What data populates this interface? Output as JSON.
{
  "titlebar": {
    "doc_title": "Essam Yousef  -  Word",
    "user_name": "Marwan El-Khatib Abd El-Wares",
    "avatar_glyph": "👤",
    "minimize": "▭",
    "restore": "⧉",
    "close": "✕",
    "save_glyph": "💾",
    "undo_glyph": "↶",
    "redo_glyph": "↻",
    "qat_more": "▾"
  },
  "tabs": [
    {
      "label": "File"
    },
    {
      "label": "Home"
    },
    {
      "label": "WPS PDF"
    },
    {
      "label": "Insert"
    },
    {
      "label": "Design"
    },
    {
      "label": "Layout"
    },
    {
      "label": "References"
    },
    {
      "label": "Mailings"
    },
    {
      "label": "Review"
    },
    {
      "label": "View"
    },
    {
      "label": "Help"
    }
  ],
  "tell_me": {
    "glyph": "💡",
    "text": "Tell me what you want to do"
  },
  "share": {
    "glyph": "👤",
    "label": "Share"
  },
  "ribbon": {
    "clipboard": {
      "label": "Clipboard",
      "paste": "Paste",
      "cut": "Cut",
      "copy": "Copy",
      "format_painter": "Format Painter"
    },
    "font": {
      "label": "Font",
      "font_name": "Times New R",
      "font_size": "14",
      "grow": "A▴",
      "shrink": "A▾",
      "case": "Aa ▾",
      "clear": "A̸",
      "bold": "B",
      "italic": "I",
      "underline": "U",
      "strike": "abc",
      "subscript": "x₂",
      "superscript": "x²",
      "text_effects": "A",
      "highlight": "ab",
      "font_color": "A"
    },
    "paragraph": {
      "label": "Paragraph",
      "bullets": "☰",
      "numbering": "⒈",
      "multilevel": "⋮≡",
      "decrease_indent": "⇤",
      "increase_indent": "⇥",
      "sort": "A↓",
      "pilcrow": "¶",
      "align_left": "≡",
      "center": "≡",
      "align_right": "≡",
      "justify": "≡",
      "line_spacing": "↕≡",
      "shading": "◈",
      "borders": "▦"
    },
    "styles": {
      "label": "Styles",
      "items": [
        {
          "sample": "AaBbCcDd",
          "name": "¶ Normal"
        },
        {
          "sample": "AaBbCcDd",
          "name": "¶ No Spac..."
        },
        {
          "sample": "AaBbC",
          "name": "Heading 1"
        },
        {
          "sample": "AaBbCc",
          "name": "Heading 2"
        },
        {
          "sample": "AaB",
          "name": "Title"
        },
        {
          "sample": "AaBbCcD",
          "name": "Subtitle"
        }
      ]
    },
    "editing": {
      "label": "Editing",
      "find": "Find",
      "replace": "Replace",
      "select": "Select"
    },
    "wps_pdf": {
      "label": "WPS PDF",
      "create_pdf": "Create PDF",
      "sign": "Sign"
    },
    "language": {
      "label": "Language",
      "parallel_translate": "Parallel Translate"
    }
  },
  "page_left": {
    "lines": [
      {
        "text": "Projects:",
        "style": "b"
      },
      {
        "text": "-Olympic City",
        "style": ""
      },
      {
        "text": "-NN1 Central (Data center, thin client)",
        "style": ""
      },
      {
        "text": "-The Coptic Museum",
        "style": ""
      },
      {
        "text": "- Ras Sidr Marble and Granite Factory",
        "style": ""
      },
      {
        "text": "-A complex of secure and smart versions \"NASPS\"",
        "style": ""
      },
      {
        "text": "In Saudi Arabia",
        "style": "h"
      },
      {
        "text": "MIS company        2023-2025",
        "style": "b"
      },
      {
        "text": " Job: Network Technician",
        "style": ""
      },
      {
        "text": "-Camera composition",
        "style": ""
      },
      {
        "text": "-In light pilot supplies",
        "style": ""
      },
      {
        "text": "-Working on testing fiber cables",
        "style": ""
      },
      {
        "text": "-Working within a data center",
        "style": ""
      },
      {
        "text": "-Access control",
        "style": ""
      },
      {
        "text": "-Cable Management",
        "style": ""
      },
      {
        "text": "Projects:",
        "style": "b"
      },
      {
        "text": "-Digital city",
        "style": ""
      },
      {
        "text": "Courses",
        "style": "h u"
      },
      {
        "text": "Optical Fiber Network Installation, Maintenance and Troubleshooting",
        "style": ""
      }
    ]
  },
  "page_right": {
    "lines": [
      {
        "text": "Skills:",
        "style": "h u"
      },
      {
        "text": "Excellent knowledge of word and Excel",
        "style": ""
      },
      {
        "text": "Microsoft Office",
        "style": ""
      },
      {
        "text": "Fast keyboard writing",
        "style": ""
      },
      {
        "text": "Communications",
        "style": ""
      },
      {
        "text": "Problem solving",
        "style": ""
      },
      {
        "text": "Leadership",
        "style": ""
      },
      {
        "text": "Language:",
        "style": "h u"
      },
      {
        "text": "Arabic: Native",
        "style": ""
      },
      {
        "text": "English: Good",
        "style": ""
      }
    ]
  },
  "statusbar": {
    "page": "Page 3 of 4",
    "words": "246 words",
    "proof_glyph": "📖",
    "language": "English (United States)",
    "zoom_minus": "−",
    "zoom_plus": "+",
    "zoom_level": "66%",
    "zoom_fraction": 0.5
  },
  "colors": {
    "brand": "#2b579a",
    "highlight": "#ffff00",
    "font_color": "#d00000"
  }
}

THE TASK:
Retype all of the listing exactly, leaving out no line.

FINAL ANSWER:
What data populates this interface? Output as JSON.
{
  "titlebar": {
    "doc_title": "Essam Yousef  -  Word",
    "user_name": "Marwan El-Khatib Abd El-Wares",
    "avatar_glyph": "👤",
    "minimize": "▭",
    "restore": "⧉",
    "close": "✕",
    "save_glyph": "💾",
    "undo_glyph": "↶",
    "redo_glyph": "↻",
    "qat_more": "▾"
  },
  "tabs": [
    {
      "label": "File"
    },
    {
      "label": "Home"
    },
    {
      "label": "WPS PDF"
    },
    {
      "label": "Insert"
    },
    {
      "label": "Design"
    },
    {
      "label": "Layout"
    },
    {
      "label": "References"
    },
    {
      "label": "Mailings"
    },
    {
      "label": "Review"
    },
    {
      "label": "View"
    },
    {
      "label": "Help"
    }
  ],
  "tell_me": {
    "glyph": "💡",
    "text": "Tell me what you want to do"
  },
  "share": {
    "glyph": "👤",
    "label": "Share"
  },
  "ribbon": {
    "clipboard": {
      "label": "Clipboard",
      "paste": "Paste",
      "cut": "Cut",
      "copy": "Copy",
      "format_painter": "Format Painter"
    },
    "font": {
      "label": "Font",
      "font_name": "Times New R",
      "font_size": "14",
      "grow": "A▴",
      "shrink": "A▾",
      "case": "Aa ▾",
      "clear": "A̸",
      "bold": "B",
      "italic": "I",
      "underline": "U",
      "strike": "abc",
      "subscript": "x₂",
      "superscript": "x²",
      "text_effects": "A",
      "highlight": "ab",
      "font_color": "A"
    },
    "paragraph": {
      "label": "Paragraph",
      "bullets": "☰",
      "numbering": "⒈",
      "multilevel": "⋮≡",
      "decrease_indent": "⇤",
      "increase_indent": "⇥",
      "sort": "A↓",
      "pilcrow": "¶",
      "align_left": "≡",
      "center": "≡",
      "align_right": "≡",
      "justify": "≡",
      "line_spacing": "↕≡",
      "shading": "◈",
      "borders": "▦"
    },
    "styles": {
      "label": "Styles",
      "items": [
        {
          "sample": "AaBbCcDd",
          "name": "¶ Normal"
        },
        {
          "sample": "AaBbCcDd",
          "name": "¶ No Spac..."
        },
        {
          "sample": "AaBbC",
          "name": "Heading 1"
        },
        {
          "sample": "AaBbCc",
          "name": "Heading 2"
        },
        {
          "sample": "AaB",
          "name": "Title"
        },
        {
          "sample": "AaBbCcD",
          "name": "Subtitle"
        }
      ]
    },
    "editing": {
      "label": "Editing",
      "find": "Find",
      "replace": "Replace",
      "select": "Select"
    },
    "wps_pdf": {
      "label": "WPS PDF",
      "create_pdf": "Create PDF",
      "sign": "Sign"
    },
    "language": {
      "label": "Language",
      "parallel_translate": "Parallel Translate"
    }
  },
  "page_left": {
    "lines": [
      {
        "text": "Projects:",
        "style": "b"
      },
      {
        "text": "-Olympic City",
        "style": ""
      },
      {
        "text": "-NN1 Central (Data center, thin client)",
        "style": ""
      },
      {
        "text": "-The Coptic Museum",
        "style": ""
      },
      {
        "text": "- Ras Sidr Marble and Granite Factory",
        "style": ""
      },
      {
        "text": "-A complex of secure and smart versions \"NASPS\"",
        "style": ""
      },
      {
        "text": "In Saudi Arabia",
        "style": "h"
      },
      {
        "text": "MIS company        2023-2025",
        "style": "b"
      },
      {
        "text": " Job: Network Technician",
        "style": ""
      },
      {
        "text": "-Camera composition",
        "style": ""
      },
      {
        "text": "-In light pilot supplies",
        "style": ""
      },
      {
        "text": "-Working on testing fiber cables",
        "style": ""
      },
      {
        "text": "-Working within a data center",
        "style": ""
      },
      {
        "text": "-Access control",
        "style": ""
      },
      {
        "text": "-Cable Management",
        "style": ""
      },
      {
        "text": "Projects:",
        "style": "b"
      },
      {
        "text": "-Digital city",
        "style": ""
      },
      {
        "text": "Courses",
        "style": "h u"
      },
      {
        "text": "Optical Fiber Network Installation, Maintenance and Troubleshooting",
        "style": ""
      }
    ]
  },
  "page_right": {
    "lines": [
      {
        "text": "Skills:",
        "style": "h u"
      },
      {
        "text": "Excellent knowledge of word and Excel",
        "style": ""
      },
      {
        "text": "Microsoft Office",
        "style": ""
      },
      {
        "text": "Fast keyboard writing",
        "style": ""
      },
      {
        "text": "Communications",
        "style": ""
      },
      {
        "text": "Problem solving",
        "style": ""
      },
      {
        "text": "Leadership",
        "style": ""
      },
      {
        "text": "Language:",
        "style": "h u"
      },
      {
        "text": "Arabic: Native",
        "style": ""
      },
      {
        "text": "English: Good",
        "style": ""
      }
    ]
  },
  "statusbar": {
    "page": "Page 3 of 4",
    "words": "246 words",
    "proof_glyph": "📖",
    "language": "English (United States)",
    "zoom_minus": "−",
    "zoom_plus": "+",
    "zoom_level": "66%",
    "zoom_fraction": 0.5
  },
  "colors": {
    "brand": "#2b579a",
    "highlight": "#ffff00",
    "font_color": "#d00000"
  }
}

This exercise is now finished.